** Problem details **
I'd like the entries repeated exactly, pictures omitted.

···

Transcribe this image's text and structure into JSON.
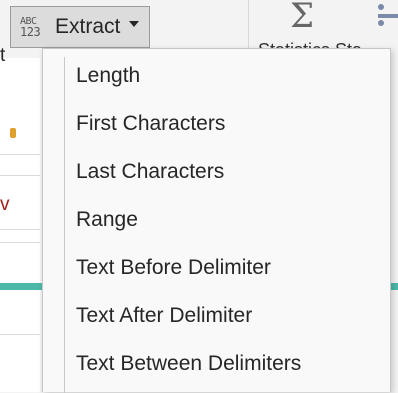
{
  "ribbon": {
    "extract_button": {
      "icon_top": "ABC",
      "icon_bottom": "123",
      "label": "Extract"
    },
    "statistics_label": "Statistics Sta",
    "left_fragments": {
      "line1": "t",
      "line2": "v"
    }
  },
  "menu": {
    "items": [
      {
        "label": "Length"
      },
      {
        "label": "First Characters"
      },
      {
        "label": "Last Characters"
      },
      {
        "label": "Range"
      },
      {
        "label": "Text Before Delimiter"
      },
      {
        "label": "Text After Delimiter"
      },
      {
        "label": "Text Between Delimiters"
      }
    ]
  },
  "colors": {
    "accent_teal": "#4cb8a8",
    "menu_bg": "#f9f9f9",
    "text": "#262626"
  }
}
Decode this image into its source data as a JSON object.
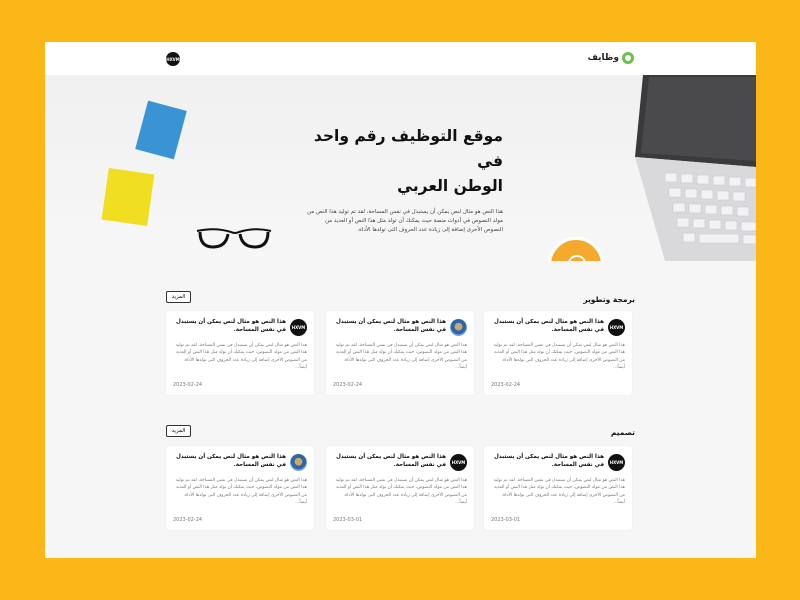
{
  "header": {
    "logo_text": "وظايف",
    "avatar_text": "HXVM"
  },
  "hero": {
    "title_line1": "موقع التوظيف رقم واحد في",
    "title_line2": "الوطن العربي",
    "description": "هذا النص هو مثال لنص يمكن أن يستبدل في نفس المساحة، لقد تم توليد هذا النص من مولد النصوص في أدوات منصة حيث يمكنك أن تولد مثل هذا النص أو العديد من النصوص الأخرى إضافة إلى زيادة عدد الحروف التى تولدها الأداة."
  },
  "sections": [
    {
      "title": "برمجة وتطوير",
      "more_label": "المزيد",
      "cards": [
        {
          "avatar_text": "HXVM",
          "avatar_type": "logo",
          "title": "هذا النص هو مثال لنص يمكن أن يستبدل في نفس المساحة.",
          "body": "هذا النص هو مثال لنص يمكن أن يستبدل في نفس المساحة، لقد تم توليد هذا النص من مولد النصوص، حيث يمكنك أن تولد مثل هذا النص أو العديد من النصوص الأخرى إضافة إلى زيادة عدد الحروف التى تولدها الأداة. أيضاً...",
          "date": "2023-02-24"
        },
        {
          "avatar_text": "",
          "avatar_type": "photo",
          "title": "هذا النص هو مثال لنص يمكن أن يستبدل في نفس المساحة.",
          "body": "هذا النص هو مثال لنص يمكن أن يستبدل في نفس المساحة، لقد تم توليد هذا النص من مولد النصوص، حيث يمكنك أن تولد مثل هذا النص أو العديد من النصوص الأخرى إضافة إلى زيادة عدد الحروف التى تولدها الأداة. أيضاً...",
          "date": "2023-02-24"
        },
        {
          "avatar_text": "HXVM",
          "avatar_type": "logo",
          "title": "هذا النص هو مثال لنص يمكن أن يستبدل في نفس المساحة.",
          "body": "هذا النص هو مثال لنص يمكن أن يستبدل في نفس المساحة، لقد تم توليد هذا النص من مولد النصوص، حيث يمكنك أن تولد مثل هذا النص أو العديد من النصوص الأخرى إضافة إلى زيادة عدد الحروف التى تولدها الأداة. أيضاً...",
          "date": "2023-02-24"
        }
      ]
    },
    {
      "title": "تصميم",
      "more_label": "المزيد",
      "cards": [
        {
          "avatar_text": "HXVM",
          "avatar_type": "logo",
          "title": "هذا النص هو مثال لنص يمكن أن يستبدل في نفس المساحة.",
          "body": "هذا النص هو مثال لنص يمكن أن يستبدل في نفس المساحة، لقد تم توليد هذا النص من مولد النصوص، حيث يمكنك أن تولد مثل هذا النص أو العديد من النصوص الأخرى إضافة إلى زيادة عدد الحروف التى تولدها الأداة. أيضاً...",
          "date": "2023-03-01"
        },
        {
          "avatar_text": "HXVM",
          "avatar_type": "logo",
          "title": "هذا النص هو مثال لنص يمكن أن يستبدل في نفس المساحة.",
          "body": "هذا النص هو مثال لنص يمكن أن يستبدل في نفس المساحة، لقد تم توليد هذا النص من مولد النصوص، حيث يمكنك أن تولد مثل هذا النص أو العديد من النصوص الأخرى إضافة إلى زيادة عدد الحروف التى تولدها الأداة. أيضاً...",
          "date": "2023-03-01"
        },
        {
          "avatar_text": "",
          "avatar_type": "photo",
          "title": "هذا النص هو مثال لنص يمكن أن يستبدل في نفس المساحة.",
          "body": "هذا النص هو مثال لنص يمكن أن يستبدل في نفس المساحة، لقد تم توليد هذا النص من مولد النصوص، حيث يمكنك أن تولد مثل هذا النص أو العديد من النصوص الأخرى إضافة إلى زيادة عدد الحروف التى تولدها الأداة. أيضاً...",
          "date": "2023-02-24"
        }
      ]
    }
  ],
  "colors": {
    "background": "#fbb617",
    "brand_green": "#6cc04a",
    "note_blue": "#3a94d4",
    "note_yellow": "#f0de21",
    "coffee": "#f4a92c"
  }
}
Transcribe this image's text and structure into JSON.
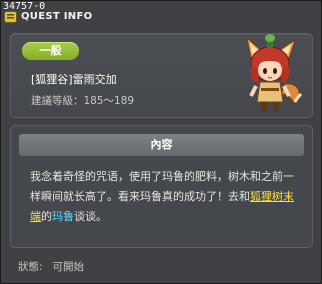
{
  "window": {
    "id": "34757-0",
    "title": "QUEST INFO"
  },
  "quest": {
    "category_tag": "一般",
    "name": "[狐狸谷]雷雨交加",
    "level_label": "建議等級：",
    "level_range": "185～189"
  },
  "content": {
    "header": "內容",
    "text_part1": "我念着奇怪的咒语，使用了玛鲁的肥料，树木和之前一样瞬间就长高了。看来玛鲁真的成功了！去和",
    "highlight_location": "狐狸树末端",
    "text_part2": "的",
    "highlight_npc": "玛鲁",
    "text_part3": "谈谈。"
  },
  "status": {
    "label": "狀態:",
    "value": "可開始"
  },
  "colors": {
    "tag_green": "#9bc33e",
    "highlight_yellow": "#ffe33c",
    "highlight_cyan": "#48e4ff"
  }
}
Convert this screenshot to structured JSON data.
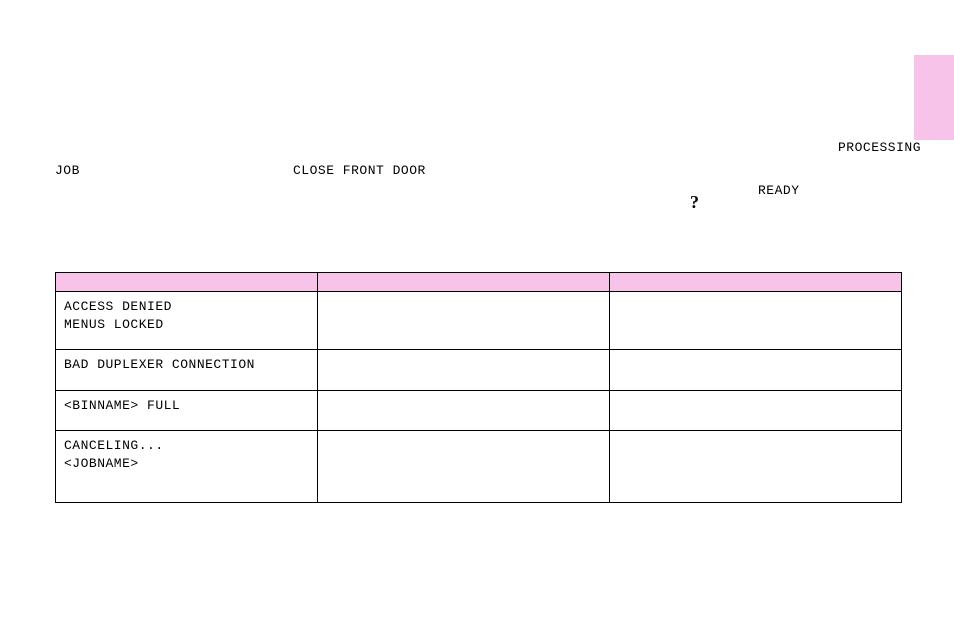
{
  "side_tab_color": "#f7c3e9",
  "loose_text": {
    "processing": "PROCESSING",
    "job": "JOB",
    "close_front_door": "CLOSE FRONT DOOR",
    "ready": "READY",
    "question_mark": "?"
  },
  "table": {
    "headers": [
      "",
      "",
      ""
    ],
    "rows": [
      {
        "c1_line1": "ACCESS DENIED",
        "c1_line2": "MENUS LOCKED",
        "c2": "",
        "c3": ""
      },
      {
        "c1_line1": "BAD DUPLEXER CONNECTION",
        "c1_line2": "",
        "c2": "",
        "c3": ""
      },
      {
        "c1_line1": "<BINNAME> FULL",
        "c1_line2": "",
        "c2": "",
        "c3": ""
      },
      {
        "c1_line1": "CANCELING...",
        "c1_line2": "<JOBNAME>",
        "c2": "",
        "c3": ""
      }
    ]
  }
}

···

** Your response **
Transcribe this image's text and structure into JSON.
{
  "ribbon": {
    "extract_button": {
      "icon_top": "ABC",
      "icon_bottom": "123",
      "label": "Extract"
    },
    "statistics_label": "Statistics Sta",
    "left_fragments": {
      "line1": "t",
      "line2": "v"
    }
  },
  "menu": {
    "items": [
      {
        "label": "Length"
      },
      {
        "label": "First Characters"
      },
      {
        "label": "Last Characters"
      },
      {
        "label": "Range"
      },
      {
        "label": "Text Before Delimiter"
      },
      {
        "label": "Text After Delimiter"
      },
      {
        "label": "Text Between Delimiters"
      }
    ]
  },
  "colors": {
    "accent_teal": "#4cb8a8",
    "menu_bg": "#f9f9f9",
    "text": "#262626"
  }
}
Decode this image into its source data as a JSON object.
{
  "header": {
    "logo_text": "وظايف",
    "avatar_text": "HXVM"
  },
  "hero": {
    "title_line1": "موقع التوظيف رقم واحد في",
    "title_line2": "الوطن العربي",
    "description": "هذا النص هو مثال لنص يمكن أن يستبدل في نفس المساحة، لقد تم توليد هذا النص من مولد النصوص في أدوات منصة حيث يمكنك أن تولد مثل هذا النص أو العديد من النصوص الأخرى إضافة إلى زيادة عدد الحروف التى تولدها الأداة."
  },
  "sections": [
    {
      "title": "برمجة وتطوير",
      "more_label": "المزيد",
      "cards": [
        {
          "avatar_text": "HXVM",
          "avatar_type": "logo",
          "title": "هذا النص هو مثال لنص يمكن أن يستبدل في نفس المساحة.",
          "body": "هذا النص هو مثال لنص يمكن أن يستبدل في نفس المساحة، لقد تم توليد هذا النص من مولد النصوص، حيث يمكنك أن تولد مثل هذا النص أو العديد من النصوص الأخرى إضافة إلى زيادة عدد الحروف التى تولدها الأداة. أيضاً...",
          "date": "2023-02-24"
        },
        {
          "avatar_text": "",
          "avatar_type": "photo",
          "title": "هذا النص هو مثال لنص يمكن أن يستبدل في نفس المساحة.",
          "body": "هذا النص هو مثال لنص يمكن أن يستبدل في نفس المساحة، لقد تم توليد هذا النص من مولد النصوص، حيث يمكنك أن تولد مثل هذا النص أو العديد من النصوص الأخرى إضافة إلى زيادة عدد الحروف التى تولدها الأداة. أيضاً...",
          "date": "2023-02-24"
        },
        {
          "avatar_text": "HXVM",
          "avatar_type": "logo",
          "title": "هذا النص هو مثال لنص يمكن أن يستبدل في نفس المساحة.",
          "body": "هذا النص هو مثال لنص يمكن أن يستبدل في نفس المساحة، لقد تم توليد هذا النص من مولد النصوص، حيث يمكنك أن تولد مثل هذا النص أو العديد من النصوص الأخرى إضافة إلى زيادة عدد الحروف التى تولدها الأداة. أيضاً...",
          "date": "2023-02-24"
        }
      ]
    },
    {
      "title": "تصميم",
      "more_label": "المزيد",
      "cards": [
        {
          "avatar_text": "HXVM",
          "avatar_type": "logo",
          "title": "هذا النص هو مثال لنص يمكن أن يستبدل في نفس المساحة.",
          "body": "هذا النص هو مثال لنص يمكن أن يستبدل في نفس المساحة، لقد تم توليد هذا النص من مولد النصوص، حيث يمكنك أن تولد مثل هذا النص أو العديد من النصوص الأخرى إضافة إلى زيادة عدد الحروف التى تولدها الأداة. أيضاً...",
          "date": "2023-03-01"
        },
        {
          "avatar_text": "HXVM",
          "avatar_type": "logo",
          "title": "هذا النص هو مثال لنص يمكن أن يستبدل في نفس المساحة.",
          "body": "هذا النص هو مثال لنص يمكن أن يستبدل في نفس المساحة، لقد تم توليد هذا النص من مولد النصوص، حيث يمكنك أن تولد مثل هذا النص أو العديد من النصوص الأخرى إضافة إلى زيادة عدد الحروف التى تولدها الأداة. أيضاً...",
          "date": "2023-03-01"
        },
        {
          "avatar_text": "",
          "avatar_type": "photo",
          "title": "هذا النص هو مثال لنص يمكن أن يستبدل في نفس المساحة.",
          "body": "هذا النص هو مثال لنص يمكن أن يستبدل في نفس المساحة، لقد تم توليد هذا النص من مولد النصوص، حيث يمكنك أن تولد مثل هذا النص أو العديد من النصوص الأخرى إضافة إلى زيادة عدد الحروف التى تولدها الأداة. أيضاً...",
          "date": "2023-02-24"
        }
      ]
    }
  ],
  "colors": {
    "background": "#fbb617",
    "brand_green": "#6cc04a",
    "note_blue": "#3a94d4",
    "note_yellow": "#f0de21",
    "coffee": "#f4a92c"
  }
}
Transcribe this image's text and structure into JSON.
{
  "window": {
    "id": "34757-0",
    "title": "QUEST INFO"
  },
  "quest": {
    "category_tag": "一般",
    "name": "[狐狸谷]雷雨交加",
    "level_label": "建議等級：",
    "level_range": "185～189"
  },
  "content": {
    "header": "內容",
    "text_part1": "我念着奇怪的咒语，使用了玛鲁的肥料，树木和之前一样瞬间就长高了。看来玛鲁真的成功了！去和",
    "highlight_location": "狐狸树末端",
    "text_part2": "的",
    "highlight_npc": "玛鲁",
    "text_part3": "谈谈。"
  },
  "status": {
    "label": "狀態:",
    "value": "可開始"
  },
  "colors": {
    "tag_green": "#9bc33e",
    "highlight_yellow": "#ffe33c",
    "highlight_cyan": "#48e4ff"
  }
}
Convert this screenshot to structured JSON data.
{
  "side_tab_color": "#f7c3e9",
  "loose_text": {
    "processing": "PROCESSING",
    "job": "JOB",
    "close_front_door": "CLOSE FRONT DOOR",
    "ready": "READY",
    "question_mark": "?"
  },
  "table": {
    "headers": [
      "",
      "",
      ""
    ],
    "rows": [
      {
        "c1_line1": "ACCESS DENIED",
        "c1_line2": "MENUS LOCKED",
        "c2": "",
        "c3": ""
      },
      {
        "c1_line1": "BAD DUPLEXER CONNECTION",
        "c1_line2": "",
        "c2": "",
        "c3": ""
      },
      {
        "c1_line1": "<BINNAME> FULL",
        "c1_line2": "",
        "c2": "",
        "c3": ""
      },
      {
        "c1_line1": "CANCELING...",
        "c1_line2": "<JOBNAME>",
        "c2": "",
        "c3": ""
      }
    ]
  }
}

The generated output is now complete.